Kushner recently told ambassadors that both Israelis and Palestinians would have to make concessions, but he did not clarify what those would be. In the past, “concessions” has always been code for a demand for Israeli territorial withdrawal, but Trump is hardly using that same rule book.
As a president, Trump has a reputation for dismantling past international agreements with countries such as Iran, Russia, Mexico and Canada. Similarly, members of his administration have already stated that Trump’s plan will change the known dialogue around the resolution of this conflict and that it does not abide by past international understandings.
“I think that the vision that we’ll lay out is going to represent a significant change from the model that’s been used,” Pompeo told CNN’s Tapper last week.
Israel’s Ambassador to the UN Danny Danon told reporters on Wednesday that Netanyahu would wait for the Trump peace plan before moving forward on annexation.
BUT WHAT if the plan is delayed? How long exactly could Netanyahu wait before making good on his pledge? This is especially important given the potential narrow makeup of his coalition, which would make the government’s survival dependent on the Union of Right-Wing Parties, for whom annexation is a critical issue.
Two years ago, when Trump first entered office, right-wing politicians in Netanyahu’s government begged him to make use of a narrow window of diplomatic time to annex the Ma’aleh Adumim settlement. They argued that Netanyahu could claim he had done so on the basis of Trump’s already supportive stance toward the settlements before any prohibitive policies for such a step were put in place.
If the peace plan is delayed, history is likely to repeat. Members of Netanyahu’s government could urge him to risk Trump’s ire by moving forward on an annexation plan rather than risk publication of a plan that, despite all the positive signs, might make such a process prohibitive.
They might even suggest that Netanyahu test his boundaries by applying sovereignty to one of the settlement blocs, such as Ma’aleh Adumim or Gush Etzion.
An Israeli unilateral annexation move, with tactic US understanding but without its support, might even help Trump win votes with his evangelical Christian base.
Either way, a window of diplomatic opportunity for annexation has opened for Israel.

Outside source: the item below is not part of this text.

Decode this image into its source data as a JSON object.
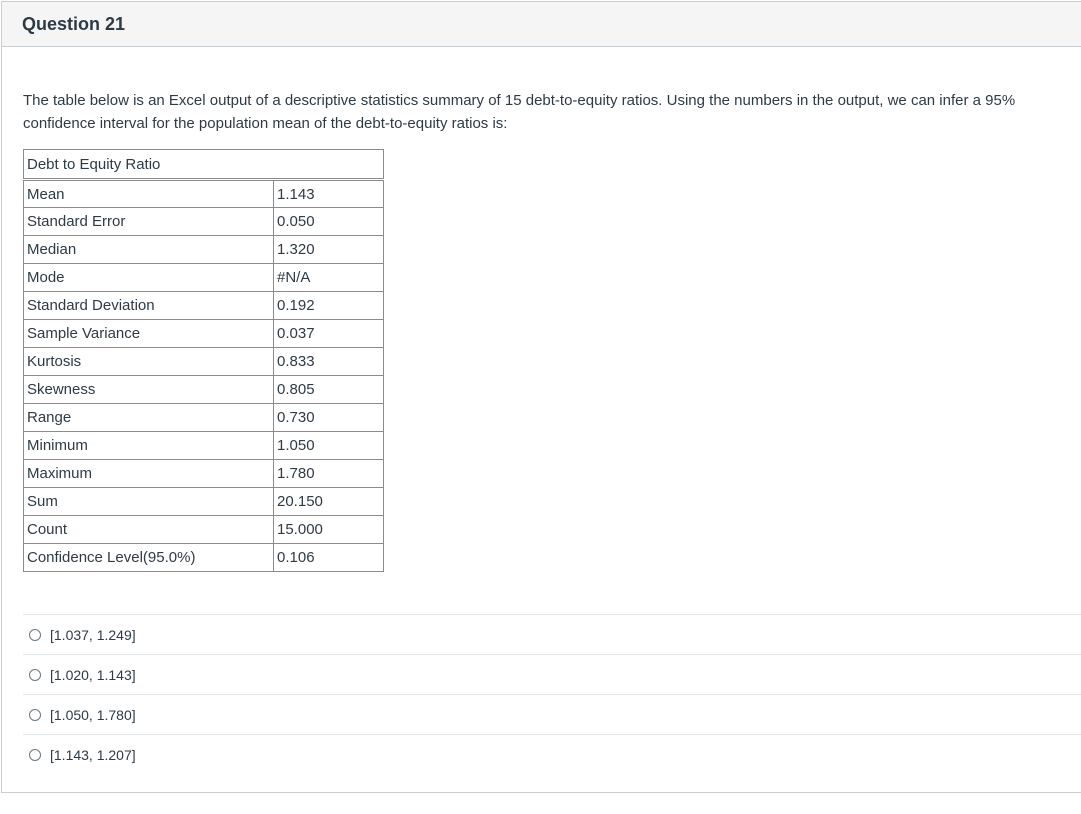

It simply remains to be seen if Netanyahu, who managed to win an electoral campaign with the help of two of the worlds most powerful leaders, Russian President Vladimir Putin and Trump, can make his mark by expanding Israel’s sovereign border.